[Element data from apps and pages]
· · · ·

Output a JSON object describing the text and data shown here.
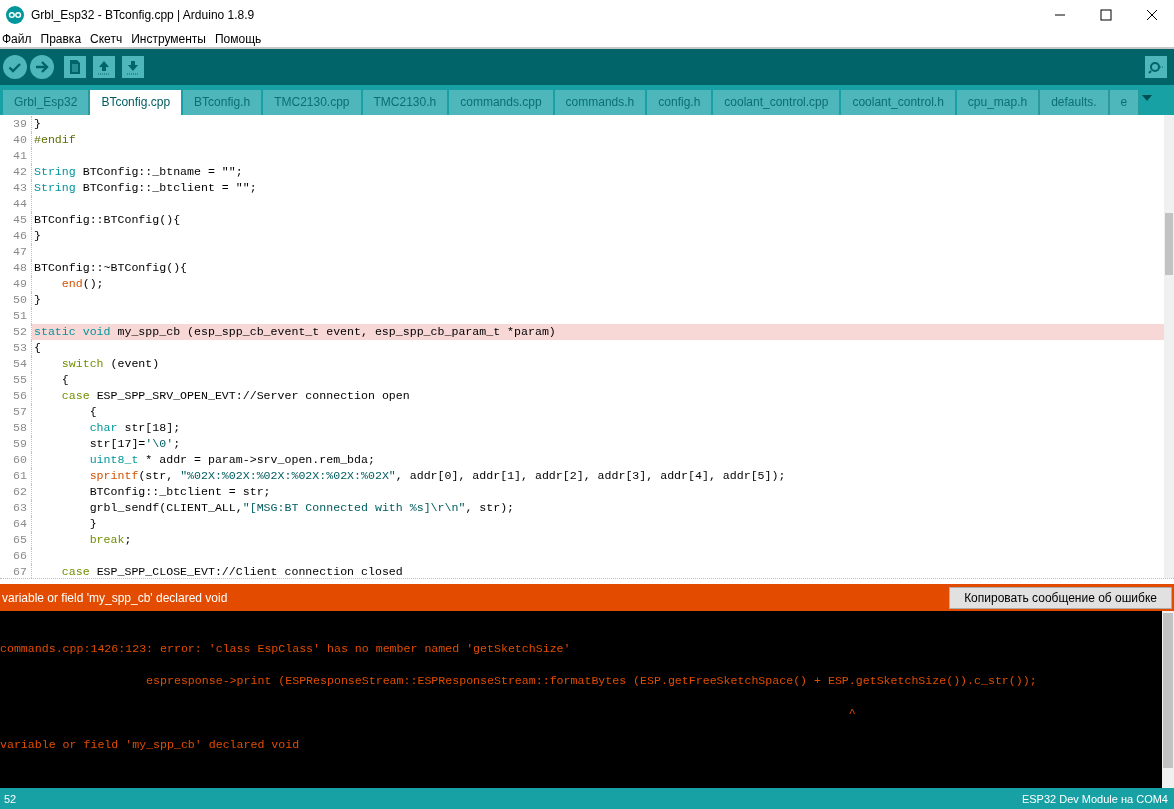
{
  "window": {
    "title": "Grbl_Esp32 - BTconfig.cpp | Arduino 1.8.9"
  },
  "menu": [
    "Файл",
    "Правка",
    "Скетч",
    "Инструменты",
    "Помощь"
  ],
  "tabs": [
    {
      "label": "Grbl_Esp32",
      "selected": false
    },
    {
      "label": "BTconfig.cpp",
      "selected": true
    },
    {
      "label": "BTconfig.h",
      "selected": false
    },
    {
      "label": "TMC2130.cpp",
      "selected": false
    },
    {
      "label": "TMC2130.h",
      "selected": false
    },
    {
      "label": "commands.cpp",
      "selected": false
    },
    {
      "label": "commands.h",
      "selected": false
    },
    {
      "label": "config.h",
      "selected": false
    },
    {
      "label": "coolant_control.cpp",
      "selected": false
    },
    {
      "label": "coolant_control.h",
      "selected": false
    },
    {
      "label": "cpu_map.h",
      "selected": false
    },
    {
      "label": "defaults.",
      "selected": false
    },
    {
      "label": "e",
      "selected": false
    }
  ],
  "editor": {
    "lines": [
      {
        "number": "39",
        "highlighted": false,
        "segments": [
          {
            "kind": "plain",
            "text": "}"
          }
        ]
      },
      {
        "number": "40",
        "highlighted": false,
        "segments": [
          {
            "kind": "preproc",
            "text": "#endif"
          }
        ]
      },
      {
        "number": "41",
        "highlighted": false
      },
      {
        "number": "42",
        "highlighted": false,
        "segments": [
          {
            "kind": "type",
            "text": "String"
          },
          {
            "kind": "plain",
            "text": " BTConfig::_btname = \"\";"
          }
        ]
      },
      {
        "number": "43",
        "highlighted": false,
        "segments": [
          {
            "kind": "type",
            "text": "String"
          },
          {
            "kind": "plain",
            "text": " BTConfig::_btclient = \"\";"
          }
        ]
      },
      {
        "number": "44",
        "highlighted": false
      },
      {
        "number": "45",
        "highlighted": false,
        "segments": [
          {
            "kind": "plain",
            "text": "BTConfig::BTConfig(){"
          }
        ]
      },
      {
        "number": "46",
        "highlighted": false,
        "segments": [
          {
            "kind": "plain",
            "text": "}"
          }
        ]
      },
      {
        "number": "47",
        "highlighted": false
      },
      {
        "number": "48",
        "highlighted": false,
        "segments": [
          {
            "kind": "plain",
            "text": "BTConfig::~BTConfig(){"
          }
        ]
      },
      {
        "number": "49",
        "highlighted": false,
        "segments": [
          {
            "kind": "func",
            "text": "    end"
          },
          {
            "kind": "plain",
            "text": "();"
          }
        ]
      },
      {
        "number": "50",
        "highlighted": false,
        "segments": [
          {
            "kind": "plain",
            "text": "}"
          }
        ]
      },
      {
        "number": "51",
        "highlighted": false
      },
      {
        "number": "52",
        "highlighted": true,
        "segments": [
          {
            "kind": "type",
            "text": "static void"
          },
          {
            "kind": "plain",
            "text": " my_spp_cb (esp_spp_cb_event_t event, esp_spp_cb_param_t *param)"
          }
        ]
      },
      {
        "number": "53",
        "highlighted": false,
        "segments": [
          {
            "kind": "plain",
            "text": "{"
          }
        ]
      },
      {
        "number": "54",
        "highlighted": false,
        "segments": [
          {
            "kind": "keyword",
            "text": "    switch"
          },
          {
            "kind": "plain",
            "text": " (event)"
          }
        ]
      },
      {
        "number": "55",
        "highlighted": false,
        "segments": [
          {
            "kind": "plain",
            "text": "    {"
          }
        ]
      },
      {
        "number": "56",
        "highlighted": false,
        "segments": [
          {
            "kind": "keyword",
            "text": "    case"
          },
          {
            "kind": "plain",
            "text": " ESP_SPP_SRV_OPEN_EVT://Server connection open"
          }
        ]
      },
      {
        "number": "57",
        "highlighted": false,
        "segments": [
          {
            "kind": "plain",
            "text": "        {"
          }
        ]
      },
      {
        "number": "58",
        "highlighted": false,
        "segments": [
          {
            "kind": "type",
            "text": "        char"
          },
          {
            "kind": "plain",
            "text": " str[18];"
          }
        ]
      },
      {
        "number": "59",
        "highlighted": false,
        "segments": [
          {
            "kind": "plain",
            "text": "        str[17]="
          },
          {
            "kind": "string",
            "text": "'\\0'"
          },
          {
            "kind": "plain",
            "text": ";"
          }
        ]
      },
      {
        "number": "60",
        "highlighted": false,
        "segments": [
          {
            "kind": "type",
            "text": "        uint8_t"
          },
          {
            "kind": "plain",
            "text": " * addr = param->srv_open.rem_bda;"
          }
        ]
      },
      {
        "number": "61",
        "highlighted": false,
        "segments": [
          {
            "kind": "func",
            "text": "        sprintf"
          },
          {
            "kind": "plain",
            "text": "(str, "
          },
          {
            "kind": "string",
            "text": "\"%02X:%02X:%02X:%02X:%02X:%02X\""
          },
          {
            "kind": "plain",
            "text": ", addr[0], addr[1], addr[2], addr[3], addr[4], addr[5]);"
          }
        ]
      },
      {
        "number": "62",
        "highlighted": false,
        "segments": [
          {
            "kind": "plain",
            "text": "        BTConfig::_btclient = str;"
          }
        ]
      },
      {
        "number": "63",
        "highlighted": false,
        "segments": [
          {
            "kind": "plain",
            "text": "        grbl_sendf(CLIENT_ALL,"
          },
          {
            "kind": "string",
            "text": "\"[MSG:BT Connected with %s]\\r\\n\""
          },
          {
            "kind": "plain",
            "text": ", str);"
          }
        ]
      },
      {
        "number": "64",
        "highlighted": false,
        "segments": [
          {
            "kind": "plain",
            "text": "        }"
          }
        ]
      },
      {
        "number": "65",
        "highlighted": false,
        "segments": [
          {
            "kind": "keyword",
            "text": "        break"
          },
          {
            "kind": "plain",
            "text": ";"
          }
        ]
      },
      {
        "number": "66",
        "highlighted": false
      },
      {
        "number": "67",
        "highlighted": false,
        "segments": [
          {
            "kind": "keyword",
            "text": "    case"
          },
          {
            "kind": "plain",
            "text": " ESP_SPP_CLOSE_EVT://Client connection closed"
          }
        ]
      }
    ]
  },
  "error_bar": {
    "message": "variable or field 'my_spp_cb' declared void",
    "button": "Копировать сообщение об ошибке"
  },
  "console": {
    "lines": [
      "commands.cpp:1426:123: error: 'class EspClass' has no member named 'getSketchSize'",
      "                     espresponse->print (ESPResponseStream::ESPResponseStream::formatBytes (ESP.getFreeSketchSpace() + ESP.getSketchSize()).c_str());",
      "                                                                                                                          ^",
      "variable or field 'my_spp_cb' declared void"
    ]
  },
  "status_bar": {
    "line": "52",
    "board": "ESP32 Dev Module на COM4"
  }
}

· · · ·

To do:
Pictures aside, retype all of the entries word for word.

Solution below:
Output a JSON object describing the text and data shown here.
{
  "window": {
    "title": "Grbl_Esp32 - BTconfig.cpp | Arduino 1.8.9"
  },
  "menu": [
    "Файл",
    "Правка",
    "Скетч",
    "Инструменты",
    "Помощь"
  ],
  "tabs": [
    {
      "label": "Grbl_Esp32",
      "selected": false
    },
    {
      "label": "BTconfig.cpp",
      "selected": true
    },
    {
      "label": "BTconfig.h",
      "selected": false
    },
    {
      "label": "TMC2130.cpp",
      "selected": false
    },
    {
      "label": "TMC2130.h",
      "selected": false
    },
    {
      "label": "commands.cpp",
      "selected": false
    },
    {
      "label": "commands.h",
      "selected": false
    },
    {
      "label": "config.h",
      "selected": false
    },
    {
      "label": "coolant_control.cpp",
      "selected": false
    },
    {
      "label": "coolant_control.h",
      "selected": false
    },
    {
      "label": "cpu_map.h",
      "selected": false
    },
    {
      "label": "defaults.",
      "selected": false
    },
    {
      "label": "e",
      "selected": false
    }
  ],
  "editor": {
    "lines": [
      {
        "number": "39",
        "highlighted": false,
        "segments": [
          {
            "kind": "plain",
            "text": "}"
          }
        ]
      },
      {
        "number": "40",
        "highlighted": false,
        "segments": [
          {
            "kind": "preproc",
            "text": "#endif"
          }
        ]
      },
      {
        "number": "41",
        "highlighted": false
      },
      {
        "number": "42",
        "highlighted": false,
        "segments": [
          {
            "kind": "type",
            "text": "String"
          },
          {
            "kind": "plain",
            "text": " BTConfig::_btname = \"\";"
          }
        ]
      },
      {
        "number": "43",
        "highlighted": false,
        "segments": [
          {
            "kind": "type",
            "text": "String"
          },
          {
            "kind": "plain",
            "text": " BTConfig::_btclient = \"\";"
          }
        ]
      },
      {
        "number": "44",
        "highlighted": false
      },
      {
        "number": "45",
        "highlighted": false,
        "segments": [
          {
            "kind": "plain",
            "text": "BTConfig::BTConfig(){"
          }
        ]
      },
      {
        "number": "46",
        "highlighted": false,
        "segments": [
          {
            "kind": "plain",
            "text": "}"
          }
        ]
      },
      {
        "number": "47",
        "highlighted": false
      },
      {
        "number": "48",
        "highlighted": false,
        "segments": [
          {
            "kind": "plain",
            "text": "BTConfig::~BTConfig(){"
          }
        ]
      },
      {
        "number": "49",
        "highlighted": false,
        "segments": [
          {
            "kind": "func",
            "text": "    end"
          },
          {
            "kind": "plain",
            "text": "();"
          }
        ]
      },
      {
        "number": "50",
        "highlighted": false,
        "segments": [
          {
            "kind": "plain",
            "text": "}"
          }
        ]
      },
      {
        "number": "51",
        "highlighted": false
      },
      {
        "number": "52",
        "highlighted": true,
        "segments": [
          {
            "kind": "type",
            "text": "static void"
          },
          {
            "kind": "plain",
            "text": " my_spp_cb (esp_spp_cb_event_t event, esp_spp_cb_param_t *param)"
          }
        ]
      },
      {
        "number": "53",
        "highlighted": false,
        "segments": [
          {
            "kind": "plain",
            "text": "{"
          }
        ]
      },
      {
        "number": "54",
        "highlighted": false,
        "segments": [
          {
            "kind": "keyword",
            "text": "    switch"
          },
          {
            "kind": "plain",
            "text": " (event)"
          }
        ]
      },
      {
        "number": "55",
        "highlighted": false,
        "segments": [
          {
            "kind": "plain",
            "text": "    {"
          }
        ]
      },
      {
        "number": "56",
        "highlighted": false,
        "segments": [
          {
            "kind": "keyword",
            "text": "    case"
          },
          {
            "kind": "plain",
            "text": " ESP_SPP_SRV_OPEN_EVT://Server connection open"
          }
        ]
      },
      {
        "number": "57",
        "highlighted": false,
        "segments": [
          {
            "kind": "plain",
            "text": "        {"
          }
        ]
      },
      {
        "number": "58",
        "highlighted": false,
        "segments": [
          {
            "kind": "type",
            "text": "        char"
          },
          {
            "kind": "plain",
            "text": " str[18];"
          }
        ]
      },
      {
        "number": "59",
        "highlighted": false,
        "segments": [
          {
            "kind": "plain",
            "text": "        str[17]="
          },
          {
            "kind": "string",
            "text": "'\\0'"
          },
          {
            "kind": "plain",
            "text": ";"
          }
        ]
      },
      {
        "number": "60",
        "highlighted": false,
        "segments": [
          {
            "kind": "type",
            "text": "        uint8_t"
          },
          {
            "kind": "plain",
            "text": " * addr = param->srv_open.rem_bda;"
          }
        ]
      },
      {
        "number": "61",
        "highlighted": false,
        "segments": [
          {
            "kind": "func",
            "text": "        sprintf"
          },
          {
            "kind": "plain",
            "text": "(str, "
          },
          {
            "kind": "string",
            "text": "\"%02X:%02X:%02X:%02X:%02X:%02X\""
          },
          {
            "kind": "plain",
            "text": ", addr[0], addr[1], addr[2], addr[3], addr[4], addr[5]);"
          }
        ]
      },
      {
        "number": "62",
        "highlighted": false,
        "segments": [
          {
            "kind": "plain",
            "text": "        BTConfig::_btclient = str;"
          }
        ]
      },
      {
        "number": "63",
        "highlighted": false,
        "segments": [
          {
            "kind": "plain",
            "text": "        grbl_sendf(CLIENT_ALL,"
          },
          {
            "kind": "string",
            "text": "\"[MSG:BT Connected with %s]\\r\\n\""
          },
          {
            "kind": "plain",
            "text": ", str);"
          }
        ]
      },
      {
        "number": "64",
        "highlighted": false,
        "segments": [
          {
            "kind": "plain",
            "text": "        }"
          }
        ]
      },
      {
        "number": "65",
        "highlighted": false,
        "segments": [
          {
            "kind": "keyword",
            "text": "        break"
          },
          {
            "kind": "plain",
            "text": ";"
          }
        ]
      },
      {
        "number": "66",
        "highlighted": false
      },
      {
        "number": "67",
        "highlighted": false,
        "segments": [
          {
            "kind": "keyword",
            "text": "    case"
          },
          {
            "kind": "plain",
            "text": " ESP_SPP_CLOSE_EVT://Client connection closed"
          }
        ]
      }
    ]
  },
  "error_bar": {
    "message": "variable or field 'my_spp_cb' declared void",
    "button": "Копировать сообщение об ошибке"
  },
  "console": {
    "lines": [
      "commands.cpp:1426:123: error: 'class EspClass' has no member named 'getSketchSize'",
      "                     espresponse->print (ESPResponseStream::ESPResponseStream::formatBytes (ESP.getFreeSketchSpace() + ESP.getSketchSize()).c_str());",
      "                                                                                                                          ^",
      "variable or field 'my_spp_cb' declared void"
    ]
  },
  "status_bar": {
    "line": "52",
    "board": "ESP32 Dev Module на COM4"
  }
}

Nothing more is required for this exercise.